is a columnist for MarketWatch and director of the Center for Retirement Research at Boston College.

Delayed motherhood is offset by more never-married women having babies.

I am fascinated by fertility patterns and was delighted to see the most recent piece from the Pew Research Center that helps reconcile the divergent trends shown by the annual fertility rate and the completed fertility rate.  The annual fertility rate – number of births relative to the number of women 15-44 – is at an all-time low; the completed fertility rate – the total number of births by women age 40-44 – is higher today than it was in 1994, over 20 years ago.  

These divergent patterns can be explained by two patterns: 1) women are having babies later in life, but 2) more women are deciding to become mothers and mothers are having more babies.  

The median age at which women become mothers has increased from 23 in 1994 to 26 in 2014. This change has been driven in part by short-term factors such declines in births to teens and the Great Recession and in part by longer trends in educational attainment, labor force participation, and delays in marriage.  The postponement in births helps to explain the decline in the current birth rate.

But this increase in later births has not resulted in lower lifetime fertility.  One factor contributing to this outcome is an increase in motherhood among never-married women.

While the share of women at the end of their childbearing years who have never married rose from 9 percent in 1994 to 15 percent in 2014, the majority (55 percent) had at least one child in 2014 compared to less than a third (31 percent) in 1994.  This pattern occurred across all educational groups.  

Table showing the percent never-married women ages 40-44 who have ever given birth, by educational attainment

The share of women who have ever been married and had children remained roughly constant (90 percent in 2014 versus 88 percent in 1994). 

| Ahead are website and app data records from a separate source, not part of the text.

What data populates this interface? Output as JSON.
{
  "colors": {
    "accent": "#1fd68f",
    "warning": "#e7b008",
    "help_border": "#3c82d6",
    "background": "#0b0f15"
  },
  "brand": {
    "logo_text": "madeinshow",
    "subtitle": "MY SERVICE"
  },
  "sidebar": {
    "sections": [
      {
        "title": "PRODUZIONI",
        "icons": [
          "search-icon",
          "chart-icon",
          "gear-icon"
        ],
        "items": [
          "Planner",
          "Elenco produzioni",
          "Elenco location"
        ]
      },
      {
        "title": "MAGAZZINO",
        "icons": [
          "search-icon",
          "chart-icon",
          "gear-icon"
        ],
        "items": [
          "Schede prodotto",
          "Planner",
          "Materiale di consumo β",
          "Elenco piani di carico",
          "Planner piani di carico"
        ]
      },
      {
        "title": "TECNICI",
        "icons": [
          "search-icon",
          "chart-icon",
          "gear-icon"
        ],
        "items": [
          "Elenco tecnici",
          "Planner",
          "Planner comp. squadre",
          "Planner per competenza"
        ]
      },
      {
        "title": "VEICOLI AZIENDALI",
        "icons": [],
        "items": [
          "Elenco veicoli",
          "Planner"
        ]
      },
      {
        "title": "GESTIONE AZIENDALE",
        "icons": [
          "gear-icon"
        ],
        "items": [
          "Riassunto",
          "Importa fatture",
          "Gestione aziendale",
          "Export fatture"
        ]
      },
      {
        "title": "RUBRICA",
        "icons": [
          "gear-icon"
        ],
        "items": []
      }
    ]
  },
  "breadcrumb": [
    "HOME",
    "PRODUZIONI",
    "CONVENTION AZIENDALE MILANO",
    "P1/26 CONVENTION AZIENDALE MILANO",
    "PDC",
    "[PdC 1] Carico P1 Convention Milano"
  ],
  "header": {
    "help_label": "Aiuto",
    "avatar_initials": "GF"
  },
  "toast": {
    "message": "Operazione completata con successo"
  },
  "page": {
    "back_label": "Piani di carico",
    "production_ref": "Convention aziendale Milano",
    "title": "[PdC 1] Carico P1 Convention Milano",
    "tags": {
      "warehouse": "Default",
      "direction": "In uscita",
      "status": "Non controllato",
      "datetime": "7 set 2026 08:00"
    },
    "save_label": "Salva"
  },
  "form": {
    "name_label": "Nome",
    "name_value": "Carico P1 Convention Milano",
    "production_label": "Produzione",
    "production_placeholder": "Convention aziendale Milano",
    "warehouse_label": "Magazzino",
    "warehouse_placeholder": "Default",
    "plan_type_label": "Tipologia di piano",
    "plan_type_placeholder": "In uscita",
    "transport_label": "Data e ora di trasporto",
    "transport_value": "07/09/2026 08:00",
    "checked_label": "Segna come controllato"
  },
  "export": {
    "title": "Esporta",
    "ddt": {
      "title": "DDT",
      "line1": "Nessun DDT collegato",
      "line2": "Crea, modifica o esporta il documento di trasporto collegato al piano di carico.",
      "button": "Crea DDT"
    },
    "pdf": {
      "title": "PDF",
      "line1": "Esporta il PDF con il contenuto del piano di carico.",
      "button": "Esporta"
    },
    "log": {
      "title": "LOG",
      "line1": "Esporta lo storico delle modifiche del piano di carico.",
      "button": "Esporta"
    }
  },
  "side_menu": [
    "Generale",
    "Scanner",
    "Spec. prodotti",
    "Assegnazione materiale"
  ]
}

The big question is whether the decline in the annual fertility rate will persist, leading to smaller families going forward.  The interesting thing about the current report is the fact that postponement has not been associated with lower lifetime births.